Auburn coaches and players aren’t going out on a limb projecting the unit to be one the better defensive lines in the SEC, but the true upside of the group could hinge on Lawson’s health.
Lawson suffered a cracked hip in the season-opener against Louisville last year. The injury followed a year spent rehabbing the torn ACL that cost him his sophomore season.
The fourth-year junior made it through spring and the early portion of fall camp injury free, but everyone around the projected NFL first round pick is just holding their breath Lawson’s collegiate career doesn’t take another turn of bad luck.
“I think he could be really special,” Garner said. “I’m praying that he’s going to have a full season where he can stay healthy. I would love to see what he can do.”

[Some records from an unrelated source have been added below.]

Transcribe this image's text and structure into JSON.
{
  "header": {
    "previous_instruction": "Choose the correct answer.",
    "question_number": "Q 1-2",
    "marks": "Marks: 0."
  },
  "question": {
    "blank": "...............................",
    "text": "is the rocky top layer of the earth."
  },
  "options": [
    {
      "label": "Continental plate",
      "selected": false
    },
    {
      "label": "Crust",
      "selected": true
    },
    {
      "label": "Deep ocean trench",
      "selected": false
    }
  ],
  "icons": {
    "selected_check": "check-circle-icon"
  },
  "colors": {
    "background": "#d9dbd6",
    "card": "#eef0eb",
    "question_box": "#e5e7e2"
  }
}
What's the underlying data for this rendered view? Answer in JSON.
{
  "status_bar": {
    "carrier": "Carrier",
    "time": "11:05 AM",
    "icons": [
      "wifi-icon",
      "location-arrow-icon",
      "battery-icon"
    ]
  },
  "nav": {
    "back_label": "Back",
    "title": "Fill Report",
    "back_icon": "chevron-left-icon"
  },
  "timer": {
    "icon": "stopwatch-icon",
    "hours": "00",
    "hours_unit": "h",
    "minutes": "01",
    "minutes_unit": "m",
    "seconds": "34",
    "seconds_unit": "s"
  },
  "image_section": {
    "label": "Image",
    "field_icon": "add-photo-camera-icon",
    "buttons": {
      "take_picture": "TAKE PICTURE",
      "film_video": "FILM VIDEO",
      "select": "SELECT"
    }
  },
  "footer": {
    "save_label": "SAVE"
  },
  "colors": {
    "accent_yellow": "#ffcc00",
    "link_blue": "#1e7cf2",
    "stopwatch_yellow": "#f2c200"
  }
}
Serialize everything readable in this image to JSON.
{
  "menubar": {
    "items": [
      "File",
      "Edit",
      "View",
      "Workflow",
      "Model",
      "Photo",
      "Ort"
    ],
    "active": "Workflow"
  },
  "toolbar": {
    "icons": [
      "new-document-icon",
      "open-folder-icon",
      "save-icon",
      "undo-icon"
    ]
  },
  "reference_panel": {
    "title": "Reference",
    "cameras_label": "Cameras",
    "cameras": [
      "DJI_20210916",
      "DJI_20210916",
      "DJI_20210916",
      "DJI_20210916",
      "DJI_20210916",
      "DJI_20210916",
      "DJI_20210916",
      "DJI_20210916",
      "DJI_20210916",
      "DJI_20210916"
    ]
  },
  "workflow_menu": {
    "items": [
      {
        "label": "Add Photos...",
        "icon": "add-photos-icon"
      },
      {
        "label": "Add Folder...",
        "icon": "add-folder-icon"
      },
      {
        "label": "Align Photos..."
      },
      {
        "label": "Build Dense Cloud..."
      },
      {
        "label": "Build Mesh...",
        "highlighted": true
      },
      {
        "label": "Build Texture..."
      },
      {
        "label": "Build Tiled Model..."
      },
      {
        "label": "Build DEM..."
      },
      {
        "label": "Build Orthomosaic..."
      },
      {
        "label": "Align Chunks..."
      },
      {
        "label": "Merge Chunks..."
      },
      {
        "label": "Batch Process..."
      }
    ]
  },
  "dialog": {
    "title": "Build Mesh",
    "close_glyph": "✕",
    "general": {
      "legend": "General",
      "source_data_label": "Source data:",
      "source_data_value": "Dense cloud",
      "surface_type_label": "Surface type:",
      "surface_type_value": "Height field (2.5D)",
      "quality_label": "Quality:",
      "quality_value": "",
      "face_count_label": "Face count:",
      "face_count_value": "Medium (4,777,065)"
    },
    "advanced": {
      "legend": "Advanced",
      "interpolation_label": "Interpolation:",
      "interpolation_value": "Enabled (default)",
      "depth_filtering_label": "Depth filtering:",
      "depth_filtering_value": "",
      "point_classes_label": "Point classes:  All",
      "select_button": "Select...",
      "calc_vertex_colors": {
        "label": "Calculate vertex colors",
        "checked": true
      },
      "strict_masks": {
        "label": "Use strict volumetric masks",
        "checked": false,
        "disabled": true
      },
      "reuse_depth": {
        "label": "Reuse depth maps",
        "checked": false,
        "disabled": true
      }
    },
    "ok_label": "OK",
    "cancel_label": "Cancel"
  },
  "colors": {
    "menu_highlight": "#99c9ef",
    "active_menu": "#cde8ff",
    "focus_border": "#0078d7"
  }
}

Garner hasn’t coached a player with similar competitive drive in more than a decade.
“The intangible things Carl Lawson brings to the game are unreal,” Garner said. “His attention to detail, his yearning for knowledge, taking care of his body, working on his craft — I mean I don’t even have words for it. The only guy I have that’s even comparable was (Richard) Seymour.”
Garner mentored Seymour, a former sixth overall pick of the New England Patriots when the coach was a then assistant on Georgia’s staff in the late 90’s.
With Garner understanding what Auburn needs from its defensive line, he put his players “through the fire” during fall camp to get them prepared.
The intense position coach emphasized unity even as he worked to create discord among his ranks by wearing players down physically and mentally.
“We have got to put Auburn first every single day with a purpose in mind we are trying to get better together collectively,” Garner said illustrating his point by linking his hands together. “We have to be a united force, not going to splinter the first time we hit adversity cause you know adversity comes. We have to stay together.”